He has supported Ono since the latter was a member of the Gifu Prefectural Assembly. The man was asked by Ono’s office to serve as a treasurer about 10 years ago, but he has served in name only and was not involved in the management of income and expenses.

The law requires treasurers of political organizations to prepare and submit political funds reports. Violators face penalties of up to five years in prison or fines up to ¥1 million. Despite the importance of this role, serving as a treasurer does not require specific qualifications, like a knowledge of accounting.

Ono is accused of accepting kickbacks from the LDP’s Abe faction and failing to declare about ¥51 million on his financial reports. Ono and his secretary were both indicted without arrest.

However, the lawmaker denied the allegations at a press conference on Friday, saying, “The management of political funds and the drafting of financial reports was left to my office staff.”

In effect, a politician can only be convicted of making a false entry in reports if they are found to have conspired with their secretaries, which is hard to prove. Although the futon store owner was not charged in the case, he stressed: “There’s no way a secretary would make a false entry on their own. There should be a system where legislators are also held accountable for their actions.”

Tickets bought as donations

The law was enacted in 1948 as lawmaker-initiated legislation, under the philosophy of “making the handling of political funds transparent.” Lawmakers have revised it each time they faced public criticism over scandals involving politics and money.

Restrictions on donations from corporations and organizations have been promoted. Only political parties and their branches can accept such donations, and the donor’s name and other details must be disclosed if the amount exceeds ¥50,000 per year.

In contrast, political fundraising parties can be held by factions or the political organizations of individual politicians, and the threshold above which ticket buyers’ information must be disclosed was lowered to ¥200,000 per purchase.

This difference has been used not only by politicians but also by companies for their own gain.

The chairperson of a consulting firm in Tokyo refuses to donate to the Abe faction, or to Diet members in the faction with whom they have a relationship. Instead, this person purchases Abe faction party tickets every year in the name of the business.

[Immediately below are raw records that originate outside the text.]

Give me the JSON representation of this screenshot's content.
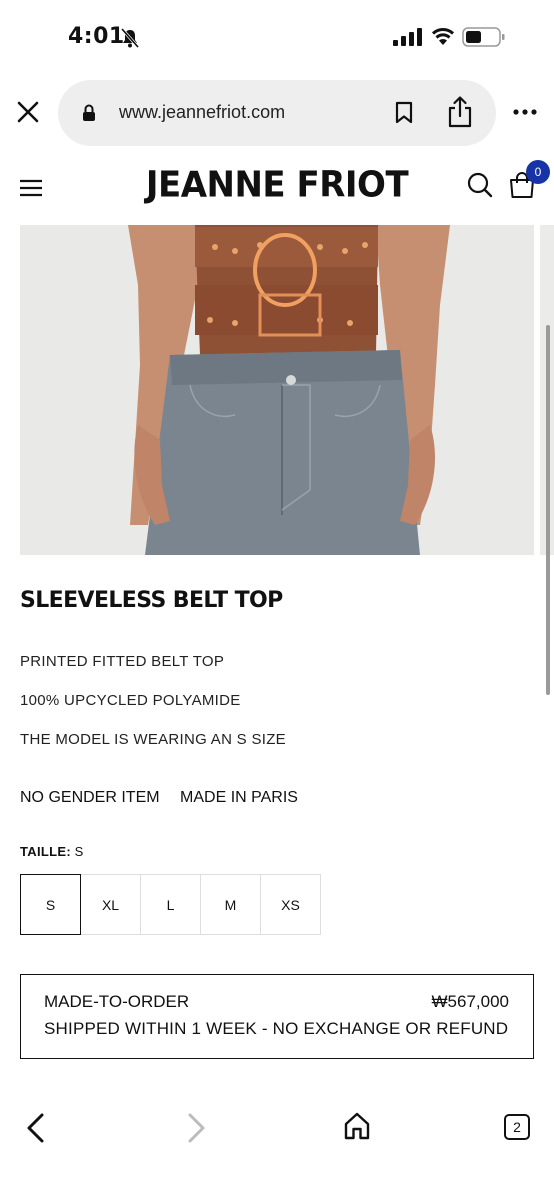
{
  "status_bar": {
    "time": "4:01"
  },
  "browser": {
    "url": "www.jeannefriot.com",
    "open_tabs": "2"
  },
  "site": {
    "logo": "JEANNE FRIOT",
    "cart_count": "0"
  },
  "product": {
    "title": "SLEEVELESS BELT TOP",
    "description": [
      "PRINTED FITTED BELT TOP",
      "100% UPCYCLED POLYAMIDE",
      "THE MODEL IS WEARING AN S SIZE"
    ],
    "tags": [
      "NO GENDER ITEM",
      "MADE IN PARIS"
    ],
    "size_label": "TAILLE:",
    "selected_size": "S",
    "sizes": [
      "S",
      "XL",
      "L",
      "M",
      "XS"
    ],
    "order": {
      "title": "MADE-TO-ORDER",
      "price": "₩567,000",
      "note": "SHIPPED WITHIN 1 WEEK - NO EXCHANGE OR REFUND"
    }
  },
  "colors": {
    "accent_badge": "#1733a6",
    "url_bar_bg": "#eeeeee",
    "image_bg": "#e9e9e7"
  }
}
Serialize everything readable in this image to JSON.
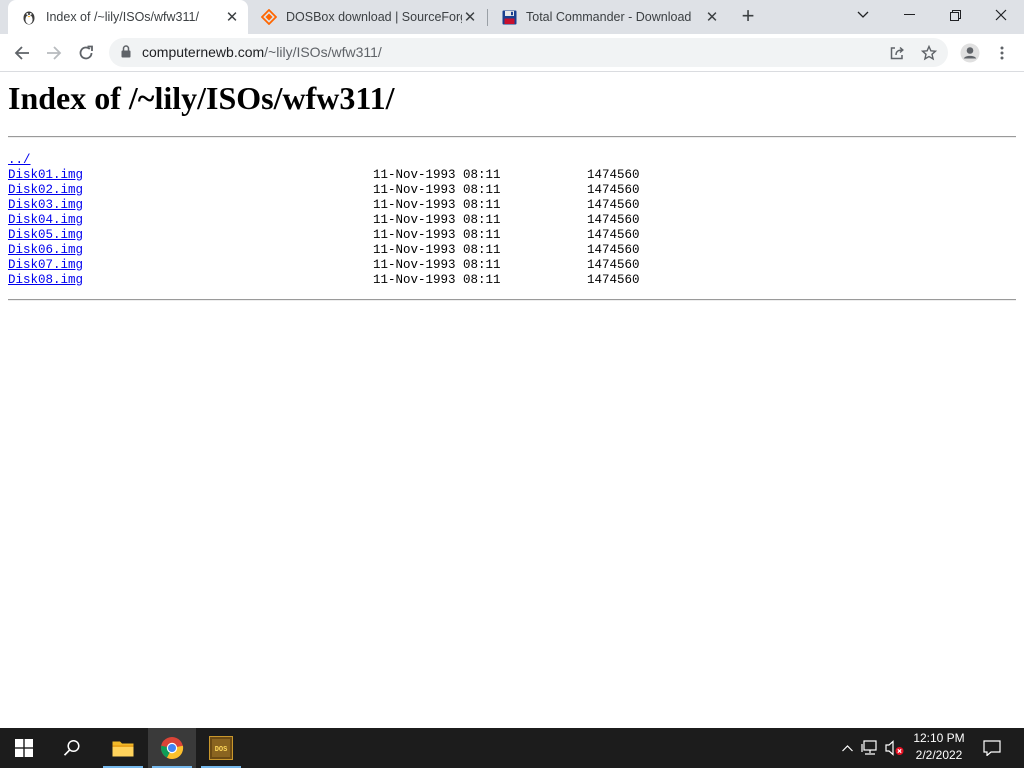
{
  "browser": {
    "tabs": [
      {
        "title": "Index of /~lily/ISOs/wfw311/",
        "favicon": "linux-penguin-icon",
        "active": true
      },
      {
        "title": "DOSBox download | SourceForge",
        "favicon": "sourceforge-diamond-icon",
        "active": false
      },
      {
        "title": "Total Commander - Download",
        "favicon": "floppy-disk-icon",
        "active": false
      }
    ],
    "address": {
      "domain": "computernewb.com",
      "path": "/~lily/ISOs/wfw311/"
    }
  },
  "page": {
    "heading": "Index of /~lily/ISOs/wfw311/",
    "parent_link": "../",
    "entries": [
      {
        "name": "Disk01.img",
        "date": "11-Nov-1993 08:11",
        "size": "1474560"
      },
      {
        "name": "Disk02.img",
        "date": "11-Nov-1993 08:11",
        "size": "1474560"
      },
      {
        "name": "Disk03.img",
        "date": "11-Nov-1993 08:11",
        "size": "1474560"
      },
      {
        "name": "Disk04.img",
        "date": "11-Nov-1993 08:11",
        "size": "1474560"
      },
      {
        "name": "Disk05.img",
        "date": "11-Nov-1993 08:11",
        "size": "1474560"
      },
      {
        "name": "Disk06.img",
        "date": "11-Nov-1993 08:11",
        "size": "1474560"
      },
      {
        "name": "Disk07.img",
        "date": "11-Nov-1993 08:11",
        "size": "1474560"
      },
      {
        "name": "Disk08.img",
        "date": "11-Nov-1993 08:11",
        "size": "1474560"
      }
    ]
  },
  "taskbar": {
    "apps": [
      "file-explorer",
      "google-chrome",
      "dosbox"
    ],
    "clock": {
      "time": "12:10 PM",
      "date": "2/2/2022"
    }
  },
  "colors": {
    "link": "#0000ee",
    "tabstrip": "#dee1e6",
    "taskbar": "#1c1c1c"
  }
}
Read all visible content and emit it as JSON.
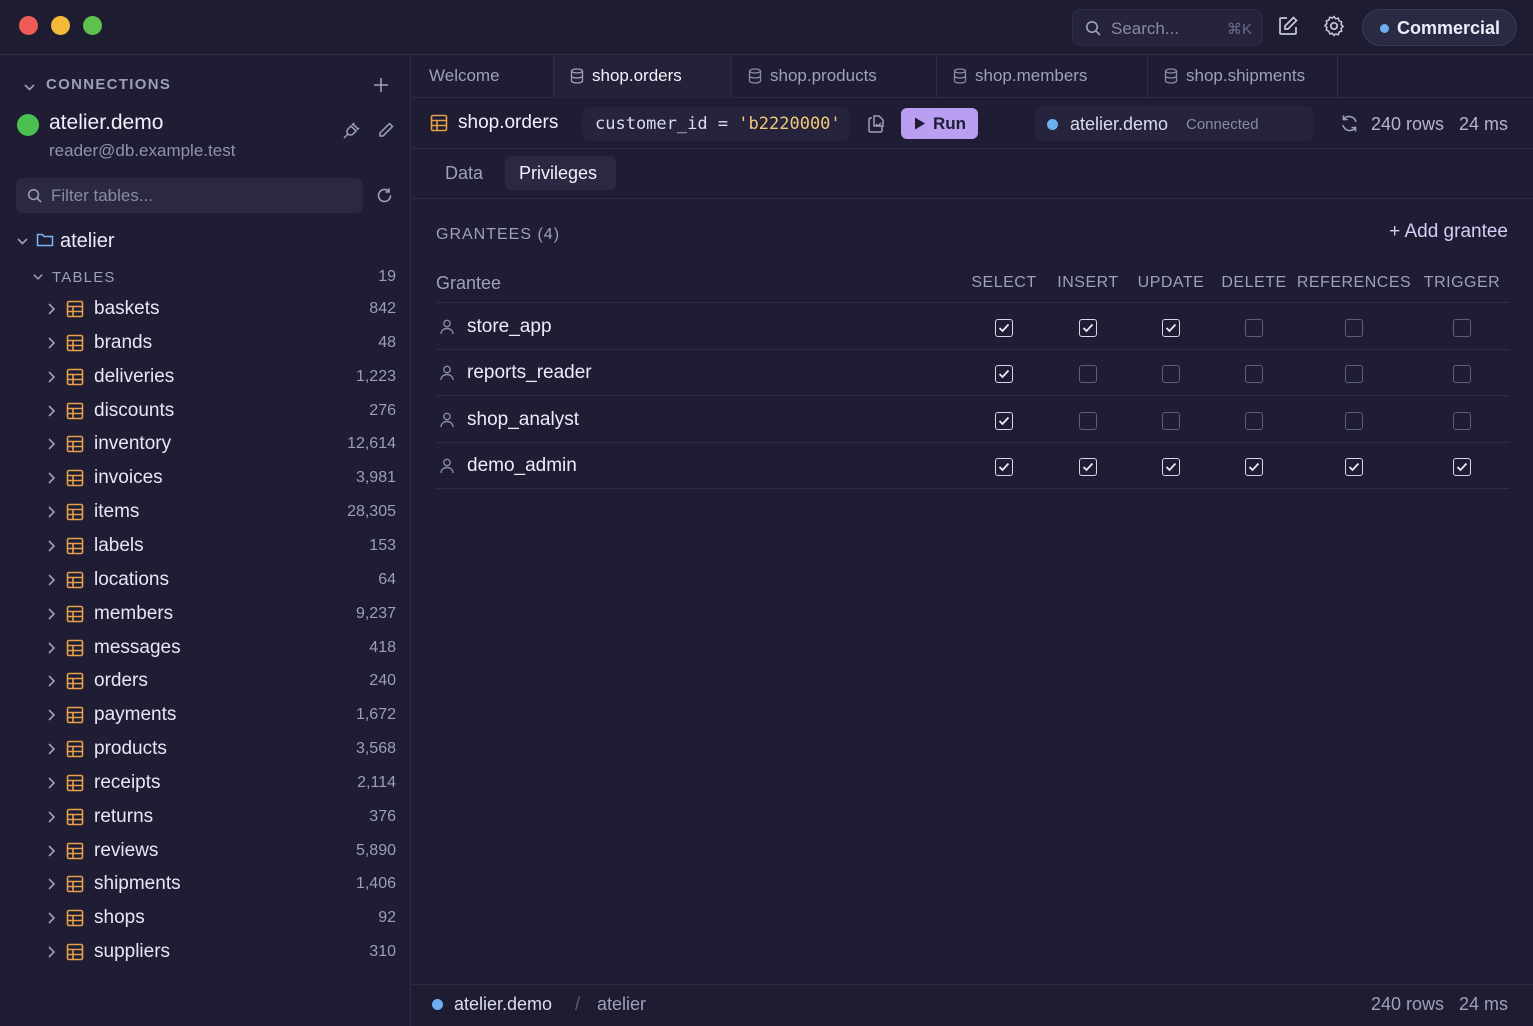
{
  "titlebar": {
    "search_placeholder": "Search...",
    "search_shortcut": "⌘K",
    "plan_label": "Commercial"
  },
  "sidebar": {
    "header": "CONNECTIONS",
    "connection": {
      "name": "atelier.demo",
      "user": "reader@db.example.test",
      "status_color": "#49c04f"
    },
    "filter_placeholder": "Filter tables...",
    "database": "atelier",
    "tables_label": "TABLES",
    "tables_count": "19",
    "tables": [
      {
        "name": "baskets",
        "count": "842"
      },
      {
        "name": "brands",
        "count": "48"
      },
      {
        "name": "deliveries",
        "count": "1,223"
      },
      {
        "name": "discounts",
        "count": "276"
      },
      {
        "name": "inventory",
        "count": "12,614"
      },
      {
        "name": "invoices",
        "count": "3,981"
      },
      {
        "name": "items",
        "count": "28,305"
      },
      {
        "name": "labels",
        "count": "153"
      },
      {
        "name": "locations",
        "count": "64"
      },
      {
        "name": "members",
        "count": "9,237"
      },
      {
        "name": "messages",
        "count": "418"
      },
      {
        "name": "orders",
        "count": "240"
      },
      {
        "name": "payments",
        "count": "1,672"
      },
      {
        "name": "products",
        "count": "3,568"
      },
      {
        "name": "receipts",
        "count": "2,114"
      },
      {
        "name": "returns",
        "count": "376"
      },
      {
        "name": "reviews",
        "count": "5,890"
      },
      {
        "name": "shipments",
        "count": "1,406"
      },
      {
        "name": "shops",
        "count": "92"
      },
      {
        "name": "suppliers",
        "count": "310"
      }
    ]
  },
  "tabs": [
    {
      "label": "Welcome"
    },
    {
      "label": "shop.orders"
    },
    {
      "label": "shop.products"
    },
    {
      "label": "shop.members"
    },
    {
      "label": "shop.shipments"
    }
  ],
  "toolbar": {
    "title": "shop.orders",
    "query_column": "customer_id = ",
    "query_value": "'b2220000'",
    "run_label": "Run",
    "connection_name": "atelier.demo",
    "connection_status": "Connected",
    "stats": "240 rows   24 ms"
  },
  "subtabs": [
    {
      "label": "Data"
    },
    {
      "label": "Privileges"
    }
  ],
  "privileges": {
    "heading": "GRANTEES (4)",
    "add_label": "+ Add grantee",
    "grantee_header": "Grantee",
    "columns": [
      "SELECT",
      "INSERT",
      "UPDATE",
      "DELETE",
      "REFERENCES",
      "TRIGGER"
    ],
    "grantees": [
      {
        "name": "store_app",
        "perms": [
          true,
          true,
          true,
          false,
          false,
          false
        ]
      },
      {
        "name": "reports_reader",
        "perms": [
          true,
          false,
          false,
          false,
          false,
          false
        ]
      },
      {
        "name": "shop_analyst",
        "perms": [
          true,
          false,
          false,
          false,
          false,
          false
        ]
      },
      {
        "name": "demo_admin",
        "perms": [
          true,
          true,
          true,
          true,
          true,
          true
        ]
      }
    ]
  },
  "statusbar": {
    "connection": "atelier.demo",
    "separator": "/",
    "database": "atelier",
    "rows": "240 rows   24 ms"
  },
  "colors": {
    "accent": "#b99ef2",
    "table_icon": "#e8a04a",
    "connected_dot": "#6db0f0"
  }
}
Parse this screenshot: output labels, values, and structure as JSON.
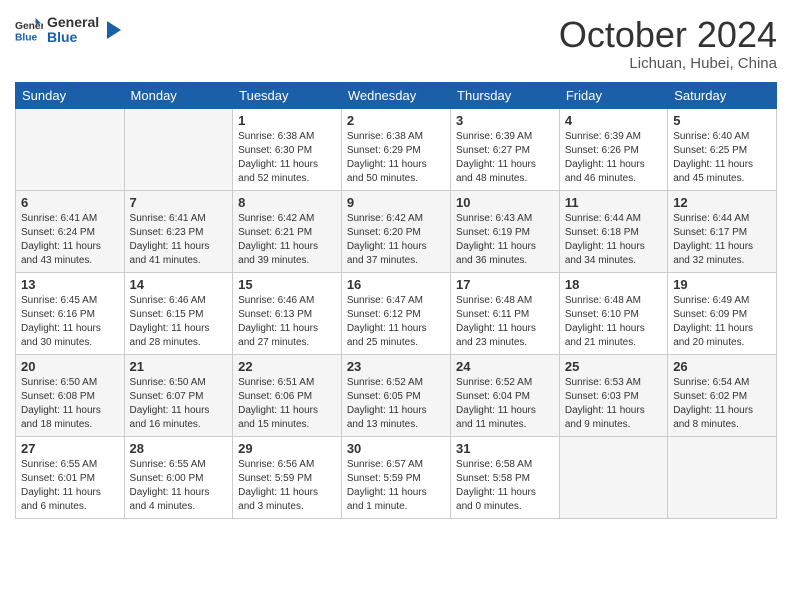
{
  "header": {
    "logo_line1": "General",
    "logo_line2": "Blue",
    "month": "October 2024",
    "location": "Lichuan, Hubei, China"
  },
  "weekdays": [
    "Sunday",
    "Monday",
    "Tuesday",
    "Wednesday",
    "Thursday",
    "Friday",
    "Saturday"
  ],
  "weeks": [
    [
      {
        "day": "",
        "info": ""
      },
      {
        "day": "",
        "info": ""
      },
      {
        "day": "1",
        "info": "Sunrise: 6:38 AM\nSunset: 6:30 PM\nDaylight: 11 hours and 52 minutes."
      },
      {
        "day": "2",
        "info": "Sunrise: 6:38 AM\nSunset: 6:29 PM\nDaylight: 11 hours and 50 minutes."
      },
      {
        "day": "3",
        "info": "Sunrise: 6:39 AM\nSunset: 6:27 PM\nDaylight: 11 hours and 48 minutes."
      },
      {
        "day": "4",
        "info": "Sunrise: 6:39 AM\nSunset: 6:26 PM\nDaylight: 11 hours and 46 minutes."
      },
      {
        "day": "5",
        "info": "Sunrise: 6:40 AM\nSunset: 6:25 PM\nDaylight: 11 hours and 45 minutes."
      }
    ],
    [
      {
        "day": "6",
        "info": "Sunrise: 6:41 AM\nSunset: 6:24 PM\nDaylight: 11 hours and 43 minutes."
      },
      {
        "day": "7",
        "info": "Sunrise: 6:41 AM\nSunset: 6:23 PM\nDaylight: 11 hours and 41 minutes."
      },
      {
        "day": "8",
        "info": "Sunrise: 6:42 AM\nSunset: 6:21 PM\nDaylight: 11 hours and 39 minutes."
      },
      {
        "day": "9",
        "info": "Sunrise: 6:42 AM\nSunset: 6:20 PM\nDaylight: 11 hours and 37 minutes."
      },
      {
        "day": "10",
        "info": "Sunrise: 6:43 AM\nSunset: 6:19 PM\nDaylight: 11 hours and 36 minutes."
      },
      {
        "day": "11",
        "info": "Sunrise: 6:44 AM\nSunset: 6:18 PM\nDaylight: 11 hours and 34 minutes."
      },
      {
        "day": "12",
        "info": "Sunrise: 6:44 AM\nSunset: 6:17 PM\nDaylight: 11 hours and 32 minutes."
      }
    ],
    [
      {
        "day": "13",
        "info": "Sunrise: 6:45 AM\nSunset: 6:16 PM\nDaylight: 11 hours and 30 minutes."
      },
      {
        "day": "14",
        "info": "Sunrise: 6:46 AM\nSunset: 6:15 PM\nDaylight: 11 hours and 28 minutes."
      },
      {
        "day": "15",
        "info": "Sunrise: 6:46 AM\nSunset: 6:13 PM\nDaylight: 11 hours and 27 minutes."
      },
      {
        "day": "16",
        "info": "Sunrise: 6:47 AM\nSunset: 6:12 PM\nDaylight: 11 hours and 25 minutes."
      },
      {
        "day": "17",
        "info": "Sunrise: 6:48 AM\nSunset: 6:11 PM\nDaylight: 11 hours and 23 minutes."
      },
      {
        "day": "18",
        "info": "Sunrise: 6:48 AM\nSunset: 6:10 PM\nDaylight: 11 hours and 21 minutes."
      },
      {
        "day": "19",
        "info": "Sunrise: 6:49 AM\nSunset: 6:09 PM\nDaylight: 11 hours and 20 minutes."
      }
    ],
    [
      {
        "day": "20",
        "info": "Sunrise: 6:50 AM\nSunset: 6:08 PM\nDaylight: 11 hours and 18 minutes."
      },
      {
        "day": "21",
        "info": "Sunrise: 6:50 AM\nSunset: 6:07 PM\nDaylight: 11 hours and 16 minutes."
      },
      {
        "day": "22",
        "info": "Sunrise: 6:51 AM\nSunset: 6:06 PM\nDaylight: 11 hours and 15 minutes."
      },
      {
        "day": "23",
        "info": "Sunrise: 6:52 AM\nSunset: 6:05 PM\nDaylight: 11 hours and 13 minutes."
      },
      {
        "day": "24",
        "info": "Sunrise: 6:52 AM\nSunset: 6:04 PM\nDaylight: 11 hours and 11 minutes."
      },
      {
        "day": "25",
        "info": "Sunrise: 6:53 AM\nSunset: 6:03 PM\nDaylight: 11 hours and 9 minutes."
      },
      {
        "day": "26",
        "info": "Sunrise: 6:54 AM\nSunset: 6:02 PM\nDaylight: 11 hours and 8 minutes."
      }
    ],
    [
      {
        "day": "27",
        "info": "Sunrise: 6:55 AM\nSunset: 6:01 PM\nDaylight: 11 hours and 6 minutes."
      },
      {
        "day": "28",
        "info": "Sunrise: 6:55 AM\nSunset: 6:00 PM\nDaylight: 11 hours and 4 minutes."
      },
      {
        "day": "29",
        "info": "Sunrise: 6:56 AM\nSunset: 5:59 PM\nDaylight: 11 hours and 3 minutes."
      },
      {
        "day": "30",
        "info": "Sunrise: 6:57 AM\nSunset: 5:59 PM\nDaylight: 11 hours and 1 minute."
      },
      {
        "day": "31",
        "info": "Sunrise: 6:58 AM\nSunset: 5:58 PM\nDaylight: 11 hours and 0 minutes."
      },
      {
        "day": "",
        "info": ""
      },
      {
        "day": "",
        "info": ""
      }
    ]
  ]
}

A male executive at the company said: “Our chairperson dislikes being criticized as having cozy relationship with politicians. The company always keeps the amount under ¥200,000 so its name doesn’t appear in public.”

Since 2017, a company president in Gifu City has purchased ¥1.5 million worth of Abe faction party tickets every year under the name of the company he runs. He buys 75 tickets priced at ¥20,000 each every year, but the president and his employees have rarely attended the parties.

“I buy the tickets as a donation,” the company president said.

The law prohibits donations to political party factions from corporations and organizations, but the president said matter-of-factly, “I only buy tickets because I’m asked to do so.”

‘Fundamental improvements needed’

The latest scandal has exposed a system of channeling revenues from political fundraising parties into hidden funds. Various problems have been pointed out, including the fact that factions were not subject to audits. Also, the use of “funds for political activities” given by political parties to individual lawmakers did not have to be disclosed.

Tadashi Masuda, a professor of political science at Takasaki City University of Economics, stressed, “Unless the flow of political funds is changed so that it is completely visible from the outside, it will be possible for hidden funds to be created.”

Based on this understanding, “it is necessary to revise the law effectively, incorporating the opinions of not only politicians but also experts and others,” Masuda said. “It is vital to promote the digitization of political funds reports so they can be easily accessed by anyone, and to make drastic improvements to the system.”

Can political reforms in the Reiwa era really put a stop to scandals involving politics and money? Prime Minister Fumio Kishida heads the LDP’s political reform headquarters, and his commitment to this issue is being tested.